Professor Lynn Gladden CBE, FRS, FREng has been selected to be the next Executive Chair of the Engineering and Physical Sciences Research Council (EPSRC), as announced today by Science Minister Sam Gyimah. She will take up the role in October, succeeding Professor Philip Nelson who will step down at the end of September.
Researchers have shown that certain superconductors – materials that carry electrical current with zero resistance at very low temperatures – can also carry currents of ‘spin’. The successful combination of superconductivity and spin could lead to a revolution in high-performance computing, by dramatically reducing energy consumption.
A simple potassium solution could boost the efficiency of next-generation solar cells, by enabling them to convert more sunlight into electricity.
Researchers from the UK and Denmark have developed a new method to predict the physical stability of drug candidates, which could help with the development of new and more effective medicines for patients. The technology has been licensed to Cambridge spin-out company TeraView, who are developing it for use in the pharmaceutical industry in order to make medicines that are more easily released in the body.
Fairness, trust and transparency are qualities we usually associate with organisations or individuals. Today, these attributes might also apply to algorithms. As machine learning systems become more complex and pervasive, Cambridge researchers believe it’s time for new thinking about new technology.
Researchers have found that excess levels of calcium in brain cells may lead to the formation of toxic clusters that are the hallmark of Parkinson’s disease.
Our lives are already enhanced by AI – or at least an AI in its infancy – with technologies using algorithms that help them to learn from our behaviour. As AI grows up and starts to think, not just to learn, we ask how human-like do we want their intelligence to be and what impact will machines have on our jobs?
The University of Cambridge is leading one of four government-funded projects into battery research, in order to accelerate the transition to electric vehicles and a low-carbon economy.
A new design of algae-powered fuel cells that is five times more efficient than existing plant and algal models, as well as being potentially more cost-effective to produce and practical to use, has been developed by researchers at the University of Cambridge.
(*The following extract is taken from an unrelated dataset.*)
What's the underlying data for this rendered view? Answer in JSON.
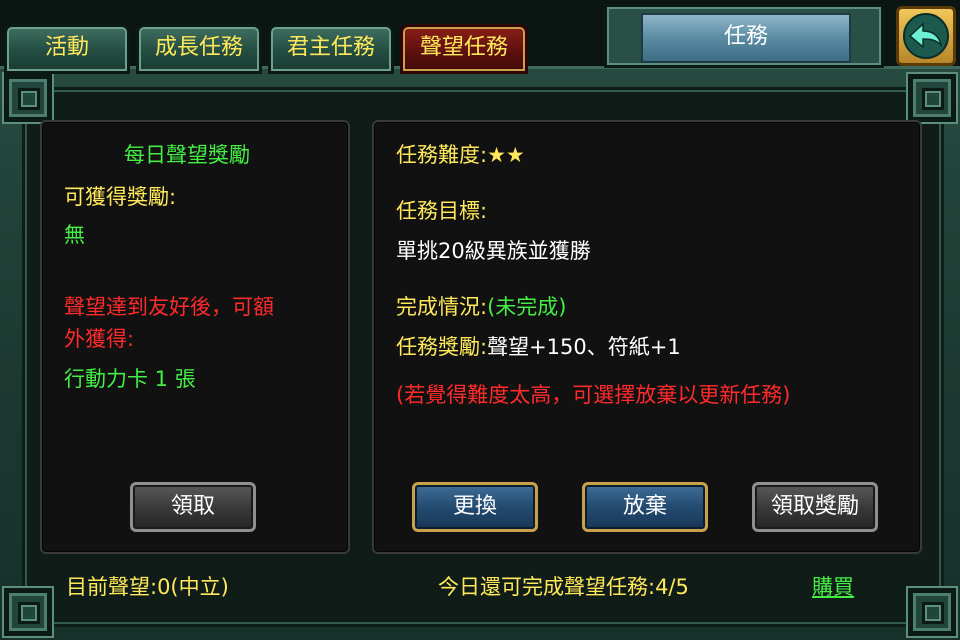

Researchers have successfully incorporated washable, stretchable and breathable electronic circuits into fabric, opening up new possibilities for smart textiles and wearable electronics. The circuits were made with cheap, safe and environmentally friendly inks, and printed using conventional inkjet printing techniques.